In 1250, King Louis IX of France spent time in the castle of Atlit and fortified its walls; and one of his sons was born there. In 1256, the Mamelukes, attacked the city of Atlit, whose residents fled to the castle. The castle walls held. In 1283 an armistice was signed between the Crusaders and the Mamelukes. The agreement allowed the Crusaders to keep the city of Atlit and the castle, in return for half the estate's revenue. The castle of Atlit was not attacked, but after the fall of Acre, its defenders fled secretly (to Cyprus), on the night of August 14, 1291. The stronghold's downfall would come six weeks later, at the hands of the Mamelukes.

The modern village of Atlit was founded in 1903 by Baron Edmond de Rothschild. Most of its lands were bought from Arab fishermen who had built their shacks among the Crusader ruins. In 1911, an agricultural station was founded there by Aaron Aaronsohn. In World War I, it became a center of Nili, the clandestine pro-British intelligence organization. During the Mandatory period, the British set up a prison in Atlit and a detention camp for "illegal" immigrants.

After the establishment of the State of Israel in 1948, the camp became a large immigrant reception center.

The ruins of Atlit served as a quarry for the construction of Acre. One of the great marine archaeological finds, the Ram of Atlit, was discovered off the coast of Atlit.

The Ram is the only known ram of its kind in existence in the world and considered to be one of the largest bronze finds of antiquity. Found in 1980 in the waters of Atlit (south of Haifa) this three-pronged ram has contributed much to the knowledge of naval warfare. Many people are familiar with the battering ram used on land, but are not aware of the existence of a similar weapon in naval engagements.

Iconographic representations, (from the eighth century BCE on) all show a ship bearing a ram. Naval rams underwent various changes throughout the years. Single pointed rams seem to have been used most often, but had the disadvantage of breaking easily. These types of rams, which only created a hole in the enemy ship, caused limited damage. It was also dangerous, since the attacking ship could find itself literally entangled in the enemy ship, when its ram would be caught in the enemy ship's hull and the attacking ship would find itself unable to disengage itself from its prey.

Later naval rams took on the shape of an animal's head. The three-pronged ram (such as the Ram of Atlit) developed at the end of the sixth century BCE and had the advantage of shattering an enemy ship's hull, creating damage that could not be repaired at sea. The Phoenicians, Greeks, Romans and Etruscans throughout the Mediterranean used the three-pronged ram in naval battles.
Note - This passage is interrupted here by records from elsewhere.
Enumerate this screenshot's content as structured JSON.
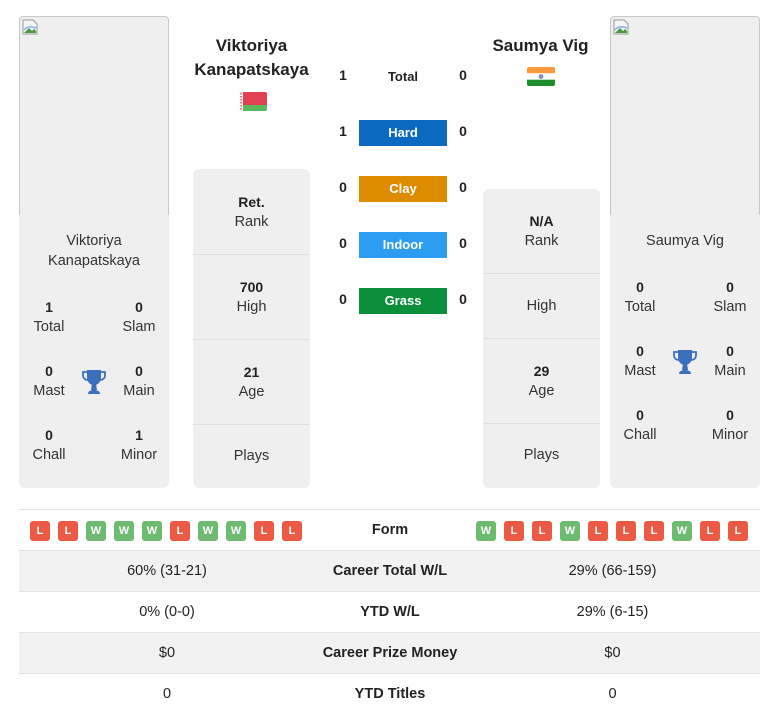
{
  "players": {
    "left": {
      "name": "Viktoriya Kanapatskaya",
      "name_line1": "Viktoriya",
      "name_line2": "Kanapatskaya",
      "country": "Belarus",
      "flag_icon": "belarus-flag-icon",
      "titles": {
        "total": "1",
        "total_label": "Total",
        "slam": "0",
        "slam_label": "Slam",
        "mast": "0",
        "mast_label": "Mast",
        "main": "0",
        "main_label": "Main",
        "chall": "0",
        "chall_label": "Chall",
        "minor": "1",
        "minor_label": "Minor"
      },
      "stats": {
        "rank": "Ret.",
        "rank_label": "Rank",
        "high": "700",
        "high_label": "High",
        "age": "21",
        "age_label": "Age",
        "plays": "",
        "plays_label": "Plays"
      }
    },
    "right": {
      "name": "Saumya Vig",
      "country": "India",
      "flag_icon": "india-flag-icon",
      "titles": {
        "total": "0",
        "total_label": "Total",
        "slam": "0",
        "slam_label": "Slam",
        "mast": "0",
        "mast_label": "Mast",
        "main": "0",
        "main_label": "Main",
        "chall": "0",
        "chall_label": "Chall",
        "minor": "0",
        "minor_label": "Minor"
      },
      "stats": {
        "rank": "N/A",
        "rank_label": "Rank",
        "high": "",
        "high_label": "High",
        "age": "29",
        "age_label": "Age",
        "plays": "",
        "plays_label": "Plays"
      }
    }
  },
  "h2h": [
    {
      "label": "Total",
      "left": "1",
      "right": "0",
      "color": ""
    },
    {
      "label": "Hard",
      "left": "1",
      "right": "0",
      "color": "#0b6abf"
    },
    {
      "label": "Clay",
      "left": "0",
      "right": "0",
      "color": "#dd8c00"
    },
    {
      "label": "Indoor",
      "left": "0",
      "right": "0",
      "color": "#2d9df2"
    },
    {
      "label": "Grass",
      "left": "0",
      "right": "0",
      "color": "#0b8f3a"
    }
  ],
  "form": {
    "label": "Form",
    "left": [
      "L",
      "L",
      "W",
      "W",
      "W",
      "L",
      "W",
      "W",
      "L",
      "L"
    ],
    "right": [
      "W",
      "L",
      "L",
      "W",
      "L",
      "L",
      "L",
      "W",
      "L",
      "L"
    ],
    "colors": {
      "W": "#6dbb6f",
      "L": "#ec5a45"
    }
  },
  "comparison": [
    {
      "label": "Career Total W/L",
      "left": "60% (31-21)",
      "right": "29% (66-159)"
    },
    {
      "label": "YTD W/L",
      "left": "0% (0-0)",
      "right": "29% (6-15)"
    },
    {
      "label": "Career Prize Money",
      "left": "$0",
      "right": "$0"
    },
    {
      "label": "YTD Titles",
      "left": "0",
      "right": "0"
    }
  ],
  "colors": {
    "card_bg": "#efefef",
    "trophy": "#3a6fc0"
  }
}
An impressive artifact, the Ram of Atlit, is on display at the National Maritime Museum. Shaped like a chariot, the ram was found devoid of its ship and was probably made in Cyprus. It features mythological symbols including eagles, a thunderbolt and more. The existence of and use of three-pronged rams is known from a variety of sources including, coins, pottery etc. But the Ram of Atlit is the only actual known specimen of this type. It weighs 465 kilograms (almost half a ton) and is composed of 90.1% copper, 9.5% tin and trace elements of iron and sulphur.
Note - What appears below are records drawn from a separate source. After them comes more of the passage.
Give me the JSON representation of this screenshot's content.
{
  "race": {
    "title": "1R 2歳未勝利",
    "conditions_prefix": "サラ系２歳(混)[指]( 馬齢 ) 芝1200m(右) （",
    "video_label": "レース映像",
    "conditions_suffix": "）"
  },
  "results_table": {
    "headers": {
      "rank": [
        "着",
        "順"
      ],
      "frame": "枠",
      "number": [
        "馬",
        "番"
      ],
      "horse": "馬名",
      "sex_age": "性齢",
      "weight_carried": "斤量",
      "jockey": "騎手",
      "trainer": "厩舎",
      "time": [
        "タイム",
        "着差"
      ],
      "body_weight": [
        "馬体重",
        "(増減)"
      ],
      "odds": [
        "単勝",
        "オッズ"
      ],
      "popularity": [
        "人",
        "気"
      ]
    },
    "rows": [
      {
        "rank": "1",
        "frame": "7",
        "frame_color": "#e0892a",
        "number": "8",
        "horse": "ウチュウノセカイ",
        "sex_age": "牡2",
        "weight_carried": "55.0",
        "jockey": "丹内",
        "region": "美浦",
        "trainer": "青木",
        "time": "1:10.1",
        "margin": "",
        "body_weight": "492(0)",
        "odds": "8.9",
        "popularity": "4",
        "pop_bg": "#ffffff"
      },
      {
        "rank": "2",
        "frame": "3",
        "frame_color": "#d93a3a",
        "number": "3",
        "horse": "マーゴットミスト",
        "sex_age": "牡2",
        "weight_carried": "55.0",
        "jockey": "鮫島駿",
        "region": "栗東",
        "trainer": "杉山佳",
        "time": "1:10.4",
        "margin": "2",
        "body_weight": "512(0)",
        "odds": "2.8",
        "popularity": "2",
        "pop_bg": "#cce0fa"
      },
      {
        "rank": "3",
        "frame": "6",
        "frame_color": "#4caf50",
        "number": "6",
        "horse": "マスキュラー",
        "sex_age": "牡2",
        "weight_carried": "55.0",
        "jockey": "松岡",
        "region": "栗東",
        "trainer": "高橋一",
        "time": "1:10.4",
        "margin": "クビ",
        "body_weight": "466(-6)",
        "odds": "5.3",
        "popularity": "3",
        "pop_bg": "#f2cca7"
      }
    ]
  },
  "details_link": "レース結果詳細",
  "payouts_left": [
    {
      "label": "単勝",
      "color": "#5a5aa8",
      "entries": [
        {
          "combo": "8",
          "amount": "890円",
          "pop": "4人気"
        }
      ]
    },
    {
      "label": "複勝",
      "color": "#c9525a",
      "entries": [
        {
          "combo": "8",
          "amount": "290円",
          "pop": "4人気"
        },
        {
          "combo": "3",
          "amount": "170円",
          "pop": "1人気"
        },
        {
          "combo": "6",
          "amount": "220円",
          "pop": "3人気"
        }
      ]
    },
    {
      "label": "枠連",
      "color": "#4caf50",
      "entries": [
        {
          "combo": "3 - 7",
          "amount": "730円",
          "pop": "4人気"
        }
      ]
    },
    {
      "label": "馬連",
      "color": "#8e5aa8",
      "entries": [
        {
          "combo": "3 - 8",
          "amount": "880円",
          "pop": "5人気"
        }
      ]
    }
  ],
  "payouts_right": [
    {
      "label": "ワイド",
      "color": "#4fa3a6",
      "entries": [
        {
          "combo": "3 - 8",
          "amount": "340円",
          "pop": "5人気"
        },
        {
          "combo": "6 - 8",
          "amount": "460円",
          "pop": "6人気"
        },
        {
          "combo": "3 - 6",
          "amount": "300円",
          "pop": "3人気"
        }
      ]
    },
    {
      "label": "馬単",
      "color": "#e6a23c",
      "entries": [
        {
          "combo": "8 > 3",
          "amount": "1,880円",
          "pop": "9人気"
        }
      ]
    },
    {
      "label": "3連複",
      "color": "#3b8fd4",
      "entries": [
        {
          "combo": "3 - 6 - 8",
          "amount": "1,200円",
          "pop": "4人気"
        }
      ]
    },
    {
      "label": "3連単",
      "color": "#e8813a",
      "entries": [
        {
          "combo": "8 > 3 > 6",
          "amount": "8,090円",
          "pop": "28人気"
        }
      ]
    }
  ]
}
The National Maritime Museum covers 5,000 years of maritime history while emphasizing the ongoing relationship between Eretz Israel (and Jews) to the sea. The museum features underwater archaeological finds, ship models, a large collection of antique maps, pottery, coins and more. The museum is located just above the Clandestine Immigration and Naval Museum and is also within walking distance of Elijah’s Cave.

Sources: Gems in Israel; Encyclopaedia Judaica. © 2008 The Gale Group. All Rights Reserved.